= What to do =
The full set of entries must be copied exactly.

BEGIN Source data

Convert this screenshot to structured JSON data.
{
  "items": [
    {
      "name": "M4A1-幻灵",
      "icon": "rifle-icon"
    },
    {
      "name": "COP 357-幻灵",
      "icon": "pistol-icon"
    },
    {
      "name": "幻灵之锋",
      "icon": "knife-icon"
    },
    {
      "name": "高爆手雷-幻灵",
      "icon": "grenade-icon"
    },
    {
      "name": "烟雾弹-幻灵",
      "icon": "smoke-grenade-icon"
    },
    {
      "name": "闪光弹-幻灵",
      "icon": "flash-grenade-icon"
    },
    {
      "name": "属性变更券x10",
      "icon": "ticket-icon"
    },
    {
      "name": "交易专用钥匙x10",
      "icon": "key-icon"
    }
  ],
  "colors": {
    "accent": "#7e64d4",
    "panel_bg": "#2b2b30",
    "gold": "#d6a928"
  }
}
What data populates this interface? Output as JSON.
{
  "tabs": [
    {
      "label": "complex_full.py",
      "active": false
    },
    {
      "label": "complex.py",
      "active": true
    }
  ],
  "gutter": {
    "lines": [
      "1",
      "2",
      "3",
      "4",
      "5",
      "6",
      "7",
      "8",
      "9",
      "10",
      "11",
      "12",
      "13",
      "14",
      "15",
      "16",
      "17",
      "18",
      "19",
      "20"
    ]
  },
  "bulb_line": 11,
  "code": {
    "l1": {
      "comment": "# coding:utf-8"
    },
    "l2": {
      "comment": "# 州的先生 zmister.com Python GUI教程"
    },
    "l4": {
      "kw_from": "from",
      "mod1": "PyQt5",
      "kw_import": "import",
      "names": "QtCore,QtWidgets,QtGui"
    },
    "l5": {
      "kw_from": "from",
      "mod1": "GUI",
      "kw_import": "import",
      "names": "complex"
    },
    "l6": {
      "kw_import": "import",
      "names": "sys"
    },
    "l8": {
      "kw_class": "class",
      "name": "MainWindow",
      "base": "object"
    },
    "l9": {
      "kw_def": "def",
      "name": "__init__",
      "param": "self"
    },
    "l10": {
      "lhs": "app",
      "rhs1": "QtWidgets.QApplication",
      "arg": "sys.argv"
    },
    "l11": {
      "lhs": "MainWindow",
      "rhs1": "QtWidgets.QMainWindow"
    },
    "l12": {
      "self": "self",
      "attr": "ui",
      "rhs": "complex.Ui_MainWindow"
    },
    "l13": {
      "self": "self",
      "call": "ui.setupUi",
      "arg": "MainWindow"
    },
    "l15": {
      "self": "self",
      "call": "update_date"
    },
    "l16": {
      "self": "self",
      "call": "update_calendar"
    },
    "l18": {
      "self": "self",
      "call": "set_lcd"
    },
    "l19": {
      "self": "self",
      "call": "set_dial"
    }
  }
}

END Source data

= Completed exercise =
Convert this screenshot to structured JSON data.
{
  "items": [
    {
      "name": "M4A1-幻灵",
      "icon": "rifle-icon"
    },
    {
      "name": "COP 357-幻灵",
      "icon": "pistol-icon"
    },
    {
      "name": "幻灵之锋",
      "icon": "knife-icon"
    },
    {
      "name": "高爆手雷-幻灵",
      "icon": "grenade-icon"
    },
    {
      "name": "烟雾弹-幻灵",
      "icon": "smoke-grenade-icon"
    },
    {
      "name": "闪光弹-幻灵",
      "icon": "flash-grenade-icon"
    },
    {
      "name": "属性变更券x10",
      "icon": "ticket-icon"
    },
    {
      "name": "交易专用钥匙x10",
      "icon": "key-icon"
    }
  ],
  "colors": {
    "accent": "#7e64d4",
    "panel_bg": "#2b2b30",
    "gold": "#d6a928"
  }
}
What data populates this interface? Output as JSON.
{
  "tabs": [
    {
      "label": "complex_full.py",
      "active": false
    },
    {
      "label": "complex.py",
      "active": true
    }
  ],
  "gutter": {
    "lines": [
      "1",
      "2",
      "3",
      "4",
      "5",
      "6",
      "7",
      "8",
      "9",
      "10",
      "11",
      "12",
      "13",
      "14",
      "15",
      "16",
      "17",
      "18",
      "19",
      "20"
    ]
  },
  "bulb_line": 11,
  "code": {
    "l1": {
      "comment": "# coding:utf-8"
    },
    "l2": {
      "comment": "# 州的先生 zmister.com Python GUI教程"
    },
    "l4": {
      "kw_from": "from",
      "mod1": "PyQt5",
      "kw_import": "import",
      "names": "QtCore,QtWidgets,QtGui"
    },
    "l5": {
      "kw_from": "from",
      "mod1": "GUI",
      "kw_import": "import",
      "names": "complex"
    },
    "l6": {
      "kw_import": "import",
      "names": "sys"
    },
    "l8": {
      "kw_class": "class",
      "name": "MainWindow",
      "base": "object"
    },
    "l9": {
      "kw_def": "def",
      "name": "__init__",
      "param": "self"
    },
    "l10": {
      "lhs": "app",
      "rhs1": "QtWidgets.QApplication",
      "arg": "sys.argv"
    },
    "l11": {
      "lhs": "MainWindow",
      "rhs1": "QtWidgets.QMainWindow"
    },
    "l12": {
      "self": "self",
      "attr": "ui",
      "rhs": "complex.Ui_MainWindow"
    },
    "l13": {
      "self": "self",
      "call": "ui.setupUi",
      "arg": "MainWindow"
    },
    "l15": {
      "self": "self",
      "call": "update_date"
    },
    "l16": {
      "self": "self",
      "call": "update_calendar"
    },
    "l18": {
      "self": "self",
      "call": "set_lcd"
    },
    "l19": {
      "self": "self",
      "call": "set_dial"
    }
  }
}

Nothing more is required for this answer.